[Records from a dataset]

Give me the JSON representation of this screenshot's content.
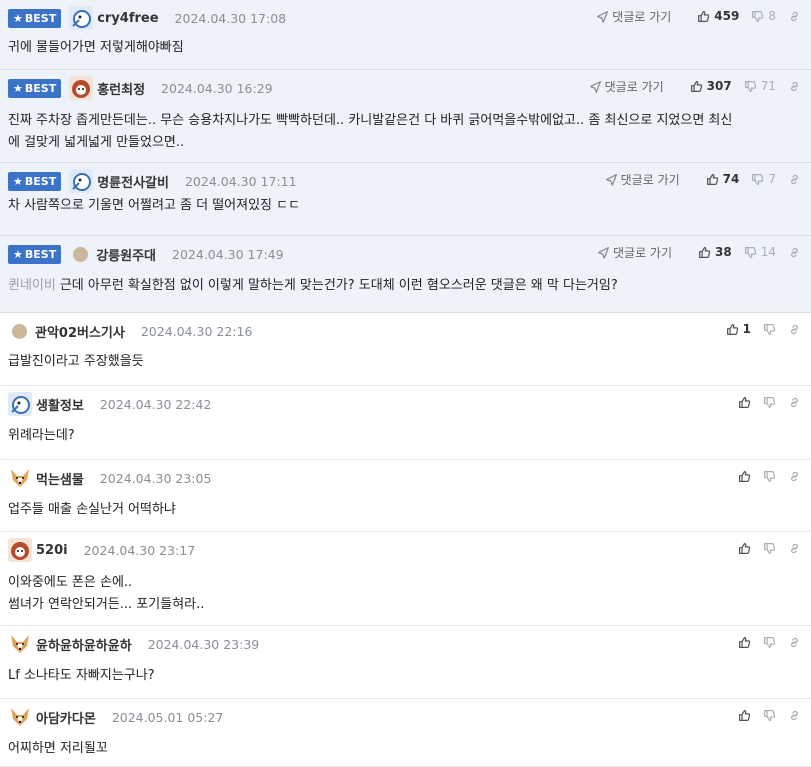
{
  "reply_label": "댓글로 가기",
  "best_label": "BEST",
  "comments": [
    {
      "best": true,
      "nick": "cry4free",
      "date": "2024.04.30 17:08",
      "text": [
        "귀에 물들어가면 저렇게해야빠짐"
      ],
      "up": "459",
      "down": "8",
      "avatar": "blue-bird-avatar"
    },
    {
      "best": true,
      "nick": "홍런최정",
      "date": "2024.04.30 16:29",
      "text": [
        "진짜 주차장 좁게만든데는.. 무슨 승용차지나가도 빡빡하던데.. 카니발같은건 다 바퀴 긁어먹을수밖에없고.. 좀 최신으로 지었으면 최신",
        "에 걸맞게 넓게넓게 만들었으면.."
      ],
      "up": "307",
      "down": "71",
      "avatar": "red-dog-avatar"
    },
    {
      "best": true,
      "nick": "명륜전사갈비",
      "date": "2024.04.30 17:11",
      "text": [
        "차 사람쪽으로 기울면 어쩔려고 좀 더 떨어져있징 ㄷㄷ"
      ],
      "up": "74",
      "down": "7",
      "avatar": "blue-bird-avatar"
    },
    {
      "best": true,
      "nick": "강릉원주대",
      "date": "2024.04.30 17:49",
      "mention": "퀸네이비",
      "text": [
        "근데 아무런 확실한점 없이 이렇게 말하는게 맞는건가? 도대체 이런 혐오스러운 댓글은 왜 막 다는거임?"
      ],
      "up": "38",
      "down": "14",
      "avatar": "dot-avatar"
    },
    {
      "best": false,
      "nick": "관악02버스기사",
      "date": "2024.04.30 22:16",
      "text": [
        "급발진이라고 주장했을듯"
      ],
      "up": "1",
      "down": "",
      "avatar": "dot-avatar"
    },
    {
      "best": false,
      "nick": "생활정보",
      "date": "2024.04.30 22:42",
      "text": [
        "위례라는데?"
      ],
      "up": "",
      "down": "",
      "avatar": "blue-bird-avatar"
    },
    {
      "best": false,
      "nick": "먹는샘물",
      "date": "2024.04.30 23:05",
      "text": [
        "업주들 매출 손실난거 어떡하냐"
      ],
      "up": "",
      "down": "",
      "avatar": "corgi-avatar"
    },
    {
      "best": false,
      "nick": "520i",
      "date": "2024.04.30 23:17",
      "text": [
        "이와중에도 폰은 손에..",
        "썸녀가 연락안되거든... 포기들혀라.."
      ],
      "up": "",
      "down": "",
      "avatar": "red-dog-avatar"
    },
    {
      "best": false,
      "nick": "윤하윤하윤하윤하",
      "date": "2024.04.30 23:39",
      "text": [
        "Lf 소나타도 자빠지는구나?"
      ],
      "up": "",
      "down": "",
      "avatar": "corgi-avatar"
    },
    {
      "best": false,
      "nick": "아담카다몬",
      "date": "2024.05.01 05:27",
      "text": [
        "어찌하면 저리될꼬"
      ],
      "up": "",
      "down": "",
      "avatar": "corgi-avatar"
    }
  ],
  "colors": {
    "best_bg": "#eef2f9",
    "badge": "#3b73c9",
    "muted": "#8a8f97"
  }
}
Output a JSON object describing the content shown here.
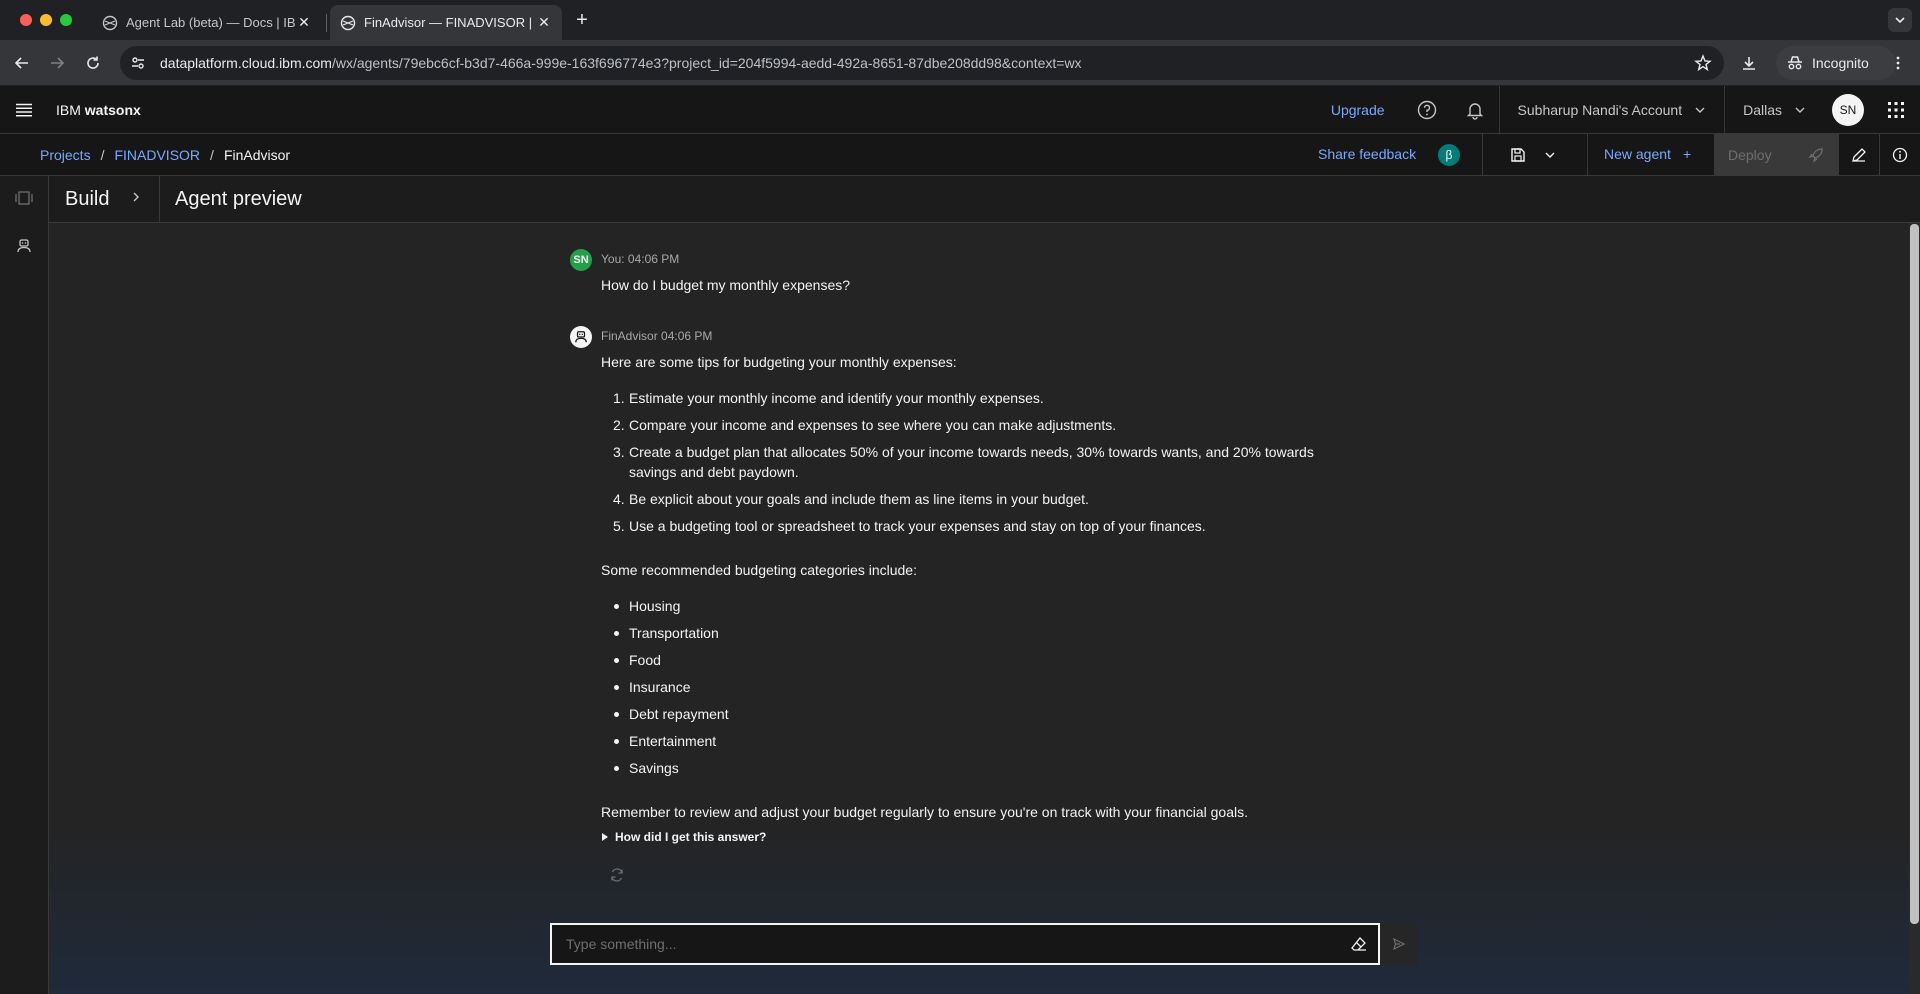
{
  "browser": {
    "tabs": [
      {
        "title": "Agent Lab (beta) — Docs | IBM",
        "active": false
      },
      {
        "title": "FinAdvisor — FINADVISOR | IBM",
        "active": true
      }
    ],
    "url_host": "dataplatform.cloud.ibm.com",
    "url_path": "/wx/agents/79ebc6cf-b3d7-466a-999e-163f696774e3?project_id=204f5994-aedd-492a-8651-87dbe208dd98&context=wx",
    "incognito_label": "Incognito"
  },
  "header": {
    "brand_prefix": "IBM",
    "brand_name": "watsonx",
    "upgrade_label": "Upgrade",
    "account_label": "Subharup Nandi's Account",
    "region_label": "Dallas",
    "user_initials": "SN"
  },
  "breadcrumb": {
    "projects": "Projects",
    "project": "FINADVISOR",
    "current": "FinAdvisor",
    "separator": "/"
  },
  "actions": {
    "share_feedback": "Share feedback",
    "beta_badge": "β",
    "new_agent": "New agent",
    "new_agent_plus": "+",
    "deploy": "Deploy"
  },
  "panel": {
    "build_label": "Build",
    "title": "Agent preview"
  },
  "chat": {
    "user_avatar": "SN",
    "user_meta": "You: 04:06 PM",
    "user_message": "How do I budget my monthly expenses?",
    "bot_meta": "FinAdvisor 04:06 PM",
    "bot_intro": "Here are some tips for budgeting your monthly expenses:",
    "tips": [
      {
        "num": "1.",
        "text": "Estimate your monthly income and identify your monthly expenses."
      },
      {
        "num": "2.",
        "text": "Compare your income and expenses to see where you can make adjustments."
      },
      {
        "num": "3.",
        "text": "Create a budget plan that allocates 50% of your income towards needs, 30% towards wants, and 20% towards savings and debt paydown."
      },
      {
        "num": "4.",
        "text": "Be explicit about your goals and include them as line items in your budget."
      },
      {
        "num": "5.",
        "text": "Use a budgeting tool or spreadsheet to track your expenses and stay on top of your finances."
      }
    ],
    "categories_intro": "Some recommended budgeting categories include:",
    "categories": [
      "Housing",
      "Transportation",
      "Food",
      "Insurance",
      "Debt repayment",
      "Entertainment",
      "Savings"
    ],
    "closing": "Remember to review and adjust your budget regularly to ensure you're on track with your financial goals.",
    "how_label": "How did I get this answer?",
    "input_placeholder": "Type something..."
  },
  "icons": {
    "reload": "reload-icon",
    "back": "back-arrow-icon",
    "forward": "forward-arrow-icon",
    "site_info": "site-info-icon",
    "bookmark": "star-icon",
    "download": "download-icon",
    "menu": "more-vertical-icon",
    "hamburger": "hamburger-menu-icon",
    "help": "help-icon",
    "notification": "bell-icon",
    "apps": "app-switcher-icon",
    "save": "save-icon",
    "edit": "pencil-icon",
    "info": "info-icon",
    "rocket": "rocket-icon",
    "regenerate": "regenerate-icon",
    "eraser": "eraser-icon",
    "send": "send-icon"
  },
  "colors": {
    "link": "#78a9ff",
    "user_avatar": "#24a148",
    "beta_badge": "#007d79",
    "background": "#161616",
    "chat_background": "#242424"
  }
}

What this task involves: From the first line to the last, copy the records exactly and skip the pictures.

Written solution:
Give me the JSON representation of this screenshot's content.
{
  "reply_label": "댓글로 가기",
  "best_label": "BEST",
  "comments": [
    {
      "best": true,
      "nick": "cry4free",
      "date": "2024.04.30 17:08",
      "text": [
        "귀에 물들어가면 저렇게해야빠짐"
      ],
      "up": "459",
      "down": "8",
      "avatar": "blue-bird-avatar"
    },
    {
      "best": true,
      "nick": "홍런최정",
      "date": "2024.04.30 16:29",
      "text": [
        "진짜 주차장 좁게만든데는.. 무슨 승용차지나가도 빡빡하던데.. 카니발같은건 다 바퀴 긁어먹을수밖에없고.. 좀 최신으로 지었으면 최신",
        "에 걸맞게 넓게넓게 만들었으면.."
      ],
      "up": "307",
      "down": "71",
      "avatar": "red-dog-avatar"
    },
    {
      "best": true,
      "nick": "명륜전사갈비",
      "date": "2024.04.30 17:11",
      "text": [
        "차 사람쪽으로 기울면 어쩔려고 좀 더 떨어져있징 ㄷㄷ"
      ],
      "up": "74",
      "down": "7",
      "avatar": "blue-bird-avatar"
    },
    {
      "best": true,
      "nick": "강릉원주대",
      "date": "2024.04.30 17:49",
      "mention": "퀸네이비",
      "text": [
        "근데 아무런 확실한점 없이 이렇게 말하는게 맞는건가? 도대체 이런 혐오스러운 댓글은 왜 막 다는거임?"
      ],
      "up": "38",
      "down": "14",
      "avatar": "dot-avatar"
    },
    {
      "best": false,
      "nick": "관악02버스기사",
      "date": "2024.04.30 22:16",
      "text": [
        "급발진이라고 주장했을듯"
      ],
      "up": "1",
      "down": "",
      "avatar": "dot-avatar"
    },
    {
      "best": false,
      "nick": "생활정보",
      "date": "2024.04.30 22:42",
      "text": [
        "위례라는데?"
      ],
      "up": "",
      "down": "",
      "avatar": "blue-bird-avatar"
    },
    {
      "best": false,
      "nick": "먹는샘물",
      "date": "2024.04.30 23:05",
      "text": [
        "업주들 매출 손실난거 어떡하냐"
      ],
      "up": "",
      "down": "",
      "avatar": "corgi-avatar"
    },
    {
      "best": false,
      "nick": "520i",
      "date": "2024.04.30 23:17",
      "text": [
        "이와중에도 폰은 손에..",
        "썸녀가 연락안되거든... 포기들혀라.."
      ],
      "up": "",
      "down": "",
      "avatar": "red-dog-avatar"
    },
    {
      "best": false,
      "nick": "윤하윤하윤하윤하",
      "date": "2024.04.30 23:39",
      "text": [
        "Lf 소나타도 자빠지는구나?"
      ],
      "up": "",
      "down": "",
      "avatar": "corgi-avatar"
    },
    {
      "best": false,
      "nick": "아담카다몬",
      "date": "2024.05.01 05:27",
      "text": [
        "어찌하면 저리될꼬"
      ],
      "up": "",
      "down": "",
      "avatar": "corgi-avatar"
    }
  ],
  "colors": {
    "best_bg": "#eef2f9",
    "badge": "#3b73c9",
    "muted": "#8a8f97"
  }
}
Output a JSON object describing the content shown here.
{
  "browser": {
    "tabs": [
      {
        "title": "Agent Lab (beta) — Docs | IBM",
        "active": false
      },
      {
        "title": "FinAdvisor — FINADVISOR | IBM",
        "active": true
      }
    ],
    "url_host": "dataplatform.cloud.ibm.com",
    "url_path": "/wx/agents/79ebc6cf-b3d7-466a-999e-163f696774e3?project_id=204f5994-aedd-492a-8651-87dbe208dd98&context=wx",
    "incognito_label": "Incognito"
  },
  "header": {
    "brand_prefix": "IBM",
    "brand_name": "watsonx",
    "upgrade_label": "Upgrade",
    "account_label": "Subharup Nandi's Account",
    "region_label": "Dallas",
    "user_initials": "SN"
  },
  "breadcrumb": {
    "projects": "Projects",
    "project": "FINADVISOR",
    "current": "FinAdvisor",
    "separator": "/"
  },
  "actions": {
    "share_feedback": "Share feedback",
    "beta_badge": "β",
    "new_agent": "New agent",
    "new_agent_plus": "+",
    "deploy": "Deploy"
  },
  "panel": {
    "build_label": "Build",
    "title": "Agent preview"
  },
  "chat": {
    "user_avatar": "SN",
    "user_meta": "You: 04:06 PM",
    "user_message": "How do I budget my monthly expenses?",
    "bot_meta": "FinAdvisor 04:06 PM",
    "bot_intro": "Here are some tips for budgeting your monthly expenses:",
    "tips": [
      {
        "num": "1.",
        "text": "Estimate your monthly income and identify your monthly expenses."
      },
      {
        "num": "2.",
        "text": "Compare your income and expenses to see where you can make adjustments."
      },
      {
        "num": "3.",
        "text": "Create a budget plan that allocates 50% of your income towards needs, 30% towards wants, and 20% towards savings and debt paydown."
      },
      {
        "num": "4.",
        "text": "Be explicit about your goals and include them as line items in your budget."
      },
      {
        "num": "5.",
        "text": "Use a budgeting tool or spreadsheet to track your expenses and stay on top of your finances."
      }
    ],
    "categories_intro": "Some recommended budgeting categories include:",
    "categories": [
      "Housing",
      "Transportation",
      "Food",
      "Insurance",
      "Debt repayment",
      "Entertainment",
      "Savings"
    ],
    "closing": "Remember to review and adjust your budget regularly to ensure you're on track with your financial goals.",
    "how_label": "How did I get this answer?",
    "input_placeholder": "Type something..."
  },
  "icons": {
    "reload": "reload-icon",
    "back": "back-arrow-icon",
    "forward": "forward-arrow-icon",
    "site_info": "site-info-icon",
    "bookmark": "star-icon",
    "download": "download-icon",
    "menu": "more-vertical-icon",
    "hamburger": "hamburger-menu-icon",
    "help": "help-icon",
    "notification": "bell-icon",
    "apps": "app-switcher-icon",
    "save": "save-icon",
    "edit": "pencil-icon",
    "info": "info-icon",
    "rocket": "rocket-icon",
    "regenerate": "regenerate-icon",
    "eraser": "eraser-icon",
    "send": "send-icon"
  },
  "colors": {
    "link": "#78a9ff",
    "user_avatar": "#24a148",
    "beta_badge": "#007d79",
    "background": "#161616",
    "chat_background": "#242424"
  }
}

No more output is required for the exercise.